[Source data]
==========
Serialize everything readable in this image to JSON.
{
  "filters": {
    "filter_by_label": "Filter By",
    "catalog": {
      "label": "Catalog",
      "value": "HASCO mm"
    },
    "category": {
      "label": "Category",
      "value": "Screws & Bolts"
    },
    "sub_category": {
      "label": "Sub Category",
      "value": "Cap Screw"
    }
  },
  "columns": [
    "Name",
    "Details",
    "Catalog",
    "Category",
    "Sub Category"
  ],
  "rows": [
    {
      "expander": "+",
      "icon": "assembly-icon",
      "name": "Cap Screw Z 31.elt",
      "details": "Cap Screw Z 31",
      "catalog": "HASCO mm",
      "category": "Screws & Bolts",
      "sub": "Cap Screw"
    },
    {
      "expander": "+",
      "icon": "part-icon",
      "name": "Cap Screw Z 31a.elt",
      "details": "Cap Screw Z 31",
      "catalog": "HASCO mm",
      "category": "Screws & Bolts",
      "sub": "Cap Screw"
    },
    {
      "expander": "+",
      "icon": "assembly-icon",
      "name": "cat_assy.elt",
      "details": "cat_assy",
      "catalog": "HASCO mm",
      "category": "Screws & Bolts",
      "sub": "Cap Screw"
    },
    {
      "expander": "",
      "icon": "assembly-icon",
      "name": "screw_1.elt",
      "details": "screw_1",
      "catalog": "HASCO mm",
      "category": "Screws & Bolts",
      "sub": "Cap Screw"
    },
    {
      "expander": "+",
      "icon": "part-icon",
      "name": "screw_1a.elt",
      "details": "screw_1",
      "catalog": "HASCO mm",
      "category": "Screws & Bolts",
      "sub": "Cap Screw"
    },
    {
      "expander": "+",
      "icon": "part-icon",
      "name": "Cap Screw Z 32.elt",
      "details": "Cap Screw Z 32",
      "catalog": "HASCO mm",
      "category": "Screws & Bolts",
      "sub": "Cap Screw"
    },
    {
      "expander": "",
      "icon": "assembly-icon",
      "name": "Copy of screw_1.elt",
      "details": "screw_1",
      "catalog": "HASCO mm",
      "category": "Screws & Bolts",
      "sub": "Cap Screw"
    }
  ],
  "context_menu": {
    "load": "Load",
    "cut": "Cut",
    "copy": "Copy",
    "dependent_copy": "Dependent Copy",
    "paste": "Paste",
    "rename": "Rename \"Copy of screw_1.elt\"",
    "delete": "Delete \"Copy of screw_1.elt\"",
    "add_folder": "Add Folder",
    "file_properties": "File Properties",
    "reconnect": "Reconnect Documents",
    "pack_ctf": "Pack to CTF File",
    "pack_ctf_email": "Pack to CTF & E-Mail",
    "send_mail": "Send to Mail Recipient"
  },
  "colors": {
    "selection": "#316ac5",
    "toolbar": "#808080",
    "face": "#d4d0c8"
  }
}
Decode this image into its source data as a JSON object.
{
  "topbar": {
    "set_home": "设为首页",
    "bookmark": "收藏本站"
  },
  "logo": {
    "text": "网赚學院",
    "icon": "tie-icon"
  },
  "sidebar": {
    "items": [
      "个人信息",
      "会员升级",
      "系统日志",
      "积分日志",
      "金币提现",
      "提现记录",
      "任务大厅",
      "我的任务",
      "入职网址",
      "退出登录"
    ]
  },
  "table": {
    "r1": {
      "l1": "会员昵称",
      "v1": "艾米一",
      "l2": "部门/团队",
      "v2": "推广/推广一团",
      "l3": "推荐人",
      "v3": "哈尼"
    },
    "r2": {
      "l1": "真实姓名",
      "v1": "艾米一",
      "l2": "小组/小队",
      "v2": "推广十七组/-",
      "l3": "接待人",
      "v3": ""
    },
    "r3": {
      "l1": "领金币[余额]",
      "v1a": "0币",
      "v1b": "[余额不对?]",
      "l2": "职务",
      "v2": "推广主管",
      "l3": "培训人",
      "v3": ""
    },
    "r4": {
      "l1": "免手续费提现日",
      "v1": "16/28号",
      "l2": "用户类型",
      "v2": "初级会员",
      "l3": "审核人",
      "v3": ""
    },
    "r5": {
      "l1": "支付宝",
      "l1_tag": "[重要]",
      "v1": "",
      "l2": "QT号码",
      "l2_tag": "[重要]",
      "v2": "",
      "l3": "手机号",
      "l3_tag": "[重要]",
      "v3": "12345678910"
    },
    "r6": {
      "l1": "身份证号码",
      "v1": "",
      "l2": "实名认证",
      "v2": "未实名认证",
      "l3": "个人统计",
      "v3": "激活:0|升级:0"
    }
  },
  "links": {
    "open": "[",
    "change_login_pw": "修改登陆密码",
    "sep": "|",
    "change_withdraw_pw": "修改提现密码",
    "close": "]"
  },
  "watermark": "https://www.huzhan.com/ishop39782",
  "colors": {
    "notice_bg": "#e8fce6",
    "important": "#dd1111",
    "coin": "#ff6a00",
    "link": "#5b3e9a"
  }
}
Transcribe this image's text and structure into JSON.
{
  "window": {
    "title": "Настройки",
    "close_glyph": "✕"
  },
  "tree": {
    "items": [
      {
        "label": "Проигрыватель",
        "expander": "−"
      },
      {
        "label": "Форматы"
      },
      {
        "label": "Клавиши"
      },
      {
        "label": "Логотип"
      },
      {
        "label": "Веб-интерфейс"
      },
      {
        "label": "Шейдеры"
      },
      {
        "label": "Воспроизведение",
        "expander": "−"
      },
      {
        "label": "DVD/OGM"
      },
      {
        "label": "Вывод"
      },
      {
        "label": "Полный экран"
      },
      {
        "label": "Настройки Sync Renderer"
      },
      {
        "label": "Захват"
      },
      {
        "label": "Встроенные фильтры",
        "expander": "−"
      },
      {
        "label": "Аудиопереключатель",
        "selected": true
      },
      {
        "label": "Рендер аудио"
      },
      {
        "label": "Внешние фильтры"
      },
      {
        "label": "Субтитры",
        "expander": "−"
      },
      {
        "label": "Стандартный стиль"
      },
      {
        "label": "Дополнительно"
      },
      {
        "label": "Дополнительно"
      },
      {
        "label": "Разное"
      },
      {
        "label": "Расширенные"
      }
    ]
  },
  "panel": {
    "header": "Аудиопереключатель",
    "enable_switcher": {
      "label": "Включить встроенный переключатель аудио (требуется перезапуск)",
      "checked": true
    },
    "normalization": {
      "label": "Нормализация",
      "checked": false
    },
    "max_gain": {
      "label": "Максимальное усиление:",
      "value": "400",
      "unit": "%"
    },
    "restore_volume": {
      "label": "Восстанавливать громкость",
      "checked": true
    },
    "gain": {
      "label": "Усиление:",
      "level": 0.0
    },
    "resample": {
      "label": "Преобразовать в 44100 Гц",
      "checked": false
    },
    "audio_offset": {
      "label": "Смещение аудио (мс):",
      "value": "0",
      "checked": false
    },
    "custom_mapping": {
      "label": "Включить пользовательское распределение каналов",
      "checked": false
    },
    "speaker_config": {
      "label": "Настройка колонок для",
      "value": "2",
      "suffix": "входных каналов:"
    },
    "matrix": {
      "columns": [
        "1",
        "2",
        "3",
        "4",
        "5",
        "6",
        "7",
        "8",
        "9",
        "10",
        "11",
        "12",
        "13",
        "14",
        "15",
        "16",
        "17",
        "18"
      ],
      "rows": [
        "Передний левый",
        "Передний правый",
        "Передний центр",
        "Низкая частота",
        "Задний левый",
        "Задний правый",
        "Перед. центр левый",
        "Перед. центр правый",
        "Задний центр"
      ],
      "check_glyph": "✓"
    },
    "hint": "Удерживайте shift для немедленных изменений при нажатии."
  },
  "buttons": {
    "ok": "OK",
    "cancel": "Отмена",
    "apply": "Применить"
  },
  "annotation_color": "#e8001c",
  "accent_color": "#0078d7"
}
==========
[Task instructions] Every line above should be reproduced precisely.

[Problem solution]
Serialize everything readable in this image to JSON.
{
  "filters": {
    "filter_by_label": "Filter By",
    "catalog": {
      "label": "Catalog",
      "value": "HASCO mm"
    },
    "category": {
      "label": "Category",
      "value": "Screws & Bolts"
    },
    "sub_category": {
      "label": "Sub Category",
      "value": "Cap Screw"
    }
  },
  "columns": [
    "Name",
    "Details",
    "Catalog",
    "Category",
    "Sub Category"
  ],
  "rows": [
    {
      "expander": "+",
      "icon": "assembly-icon",
      "name": "Cap Screw Z 31.elt",
      "details": "Cap Screw Z 31",
      "catalog": "HASCO mm",
      "category": "Screws & Bolts",
      "sub": "Cap Screw"
    },
    {
      "expander": "+",
      "icon": "part-icon",
      "name": "Cap Screw Z 31a.elt",
      "details": "Cap Screw Z 31",
      "catalog": "HASCO mm",
      "category": "Screws & Bolts",
      "sub": "Cap Screw"
    },
    {
      "expander": "+",
      "icon": "assembly-icon",
      "name": "cat_assy.elt",
      "details": "cat_assy",
      "catalog": "HASCO mm",
      "category": "Screws & Bolts",
      "sub": "Cap Screw"
    },
    {
      "expander": "",
      "icon": "assembly-icon",
      "name": "screw_1.elt",
      "details": "screw_1",
      "catalog": "HASCO mm",
      "category": "Screws & Bolts",
      "sub": "Cap Screw"
    },
    {
      "expander": "+",
      "icon": "part-icon",
      "name": "screw_1a.elt",
      "details": "screw_1",
      "catalog": "HASCO mm",
      "category": "Screws & Bolts",
      "sub": "Cap Screw"
    },
    {
      "expander": "+",
      "icon": "part-icon",
      "name": "Cap Screw Z 32.elt",
      "details": "Cap Screw Z 32",
      "catalog": "HASCO mm",
      "category": "Screws & Bolts",
      "sub": "Cap Screw"
    },
    {
      "expander": "",
      "icon": "assembly-icon",
      "name": "Copy of screw_1.elt",
      "details": "screw_1",
      "catalog": "HASCO mm",
      "category": "Screws & Bolts",
      "sub": "Cap Screw"
    }
  ],
  "context_menu": {
    "load": "Load",
    "cut": "Cut",
    "copy": "Copy",
    "dependent_copy": "Dependent Copy",
    "paste": "Paste",
    "rename": "Rename \"Copy of screw_1.elt\"",
    "delete": "Delete \"Copy of screw_1.elt\"",
    "add_folder": "Add Folder",
    "file_properties": "File Properties",
    "reconnect": "Reconnect Documents",
    "pack_ctf": "Pack to CTF File",
    "pack_ctf_email": "Pack to CTF & E-Mail",
    "send_mail": "Send to Mail Recipient"
  },
  "colors": {
    "selection": "#316ac5",
    "toolbar": "#808080",
    "face": "#d4d0c8"
  }
}
Decode this image into its source data as a JSON object.
{
  "topbar": {
    "set_home": "设为首页",
    "bookmark": "收藏本站"
  },
  "logo": {
    "text": "网赚學院",
    "icon": "tie-icon"
  },
  "sidebar": {
    "items": [
      "个人信息",
      "会员升级",
      "系统日志",
      "积分日志",
      "金币提现",
      "提现记录",
      "任务大厅",
      "我的任务",
      "入职网址",
      "退出登录"
    ]
  },
  "table": {
    "r1": {
      "l1": "会员昵称",
      "v1": "艾米一",
      "l2": "部门/团队",
      "v2": "推广/推广一团",
      "l3": "推荐人",
      "v3": "哈尼"
    },
    "r2": {
      "l1": "真实姓名",
      "v1": "艾米一",
      "l2": "小组/小队",
      "v2": "推广十七组/-",
      "l3": "接待人",
      "v3": ""
    },
    "r3": {
      "l1": "领金币[余额]",
      "v1a": "0币",
      "v1b": "[余额不对?]",
      "l2": "职务",
      "v2": "推广主管",
      "l3": "培训人",
      "v3": ""
    },
    "r4": {
      "l1": "免手续费提现日",
      "v1": "16/28号",
      "l2": "用户类型",
      "v2": "初级会员",
      "l3": "审核人",
      "v3": ""
    },
    "r5": {
      "l1": "支付宝",
      "l1_tag": "[重要]",
      "v1": "",
      "l2": "QT号码",
      "l2_tag": "[重要]",
      "v2": "",
      "l3": "手机号",
      "l3_tag": "[重要]",
      "v3": "12345678910"
    },
    "r6": {
      "l1": "身份证号码",
      "v1": "",
      "l2": "实名认证",
      "v2": "未实名认证",
      "l3": "个人统计",
      "v3": "激活:0|升级:0"
    }
  },
  "links": {
    "open": "[",
    "change_login_pw": "修改登陆密码",
    "sep": "|",
    "change_withdraw_pw": "修改提现密码",
    "close": "]"
  },
  "watermark": "https://www.huzhan.com/ishop39782",
  "colors": {
    "notice_bg": "#e8fce6",
    "important": "#dd1111",
    "coin": "#ff6a00",
    "link": "#5b3e9a"
  }
}
Transcribe this image's text and structure into JSON.
{
  "window": {
    "title": "Настройки",
    "close_glyph": "✕"
  },
  "tree": {
    "items": [
      {
        "label": "Проигрыватель",
        "expander": "−"
      },
      {
        "label": "Форматы"
      },
      {
        "label": "Клавиши"
      },
      {
        "label": "Логотип"
      },
      {
        "label": "Веб-интерфейс"
      },
      {
        "label": "Шейдеры"
      },
      {
        "label": "Воспроизведение",
        "expander": "−"
      },
      {
        "label": "DVD/OGM"
      },
      {
        "label": "Вывод"
      },
      {
        "label": "Полный экран"
      },
      {
        "label": "Настройки Sync Renderer"
      },
      {
        "label": "Захват"
      },
      {
        "label": "Встроенные фильтры",
        "expander": "−"
      },
      {
        "label": "Аудиопереключатель",
        "selected": true
      },
      {
        "label": "Рендер аудио"
      },
      {
        "label": "Внешние фильтры"
      },
      {
        "label": "Субтитры",
        "expander": "−"
      },
      {
        "label": "Стандартный стиль"
      },
      {
        "label": "Дополнительно"
      },
      {
        "label": "Дополнительно"
      },
      {
        "label": "Разное"
      },
      {
        "label": "Расширенные"
      }
    ]
  },
  "panel": {
    "header": "Аудиопереключатель",
    "enable_switcher": {
      "label": "Включить встроенный переключатель аудио (требуется перезапуск)",
      "checked": true
    },
    "normalization": {
      "label": "Нормализация",
      "checked": false
    },
    "max_gain": {
      "label": "Максимальное усиление:",
      "value": "400",
      "unit": "%"
    },
    "restore_volume": {
      "label": "Восстанавливать громкость",
      "checked": true
    },
    "gain": {
      "label": "Усиление:",
      "level": 0.0
    },
    "resample": {
      "label": "Преобразовать в 44100 Гц",
      "checked": false
    },
    "audio_offset": {
      "label": "Смещение аудио (мс):",
      "value": "0",
      "checked": false
    },
    "custom_mapping": {
      "label": "Включить пользовательское распределение каналов",
      "checked": false
    },
    "speaker_config": {
      "label": "Настройка колонок для",
      "value": "2",
      "suffix": "входных каналов:"
    },
    "matrix": {
      "columns": [
        "1",
        "2",
        "3",
        "4",
        "5",
        "6",
        "7",
        "8",
        "9",
        "10",
        "11",
        "12",
        "13",
        "14",
        "15",
        "16",
        "17",
        "18"
      ],
      "rows": [
        "Передний левый",
        "Передний правый",
        "Передний центр",
        "Низкая частота",
        "Задний левый",
        "Задний правый",
        "Перед. центр левый",
        "Перед. центр правый",
        "Задний центр"
      ],
      "check_glyph": "✓"
    },
    "hint": "Удерживайте shift для немедленных изменений при нажатии."
  },
  "buttons": {
    "ok": "OK",
    "cancel": "Отмена",
    "apply": "Применить"
  },
  "annotation_color": "#e8001c",
  "accent_color": "#0078d7"
}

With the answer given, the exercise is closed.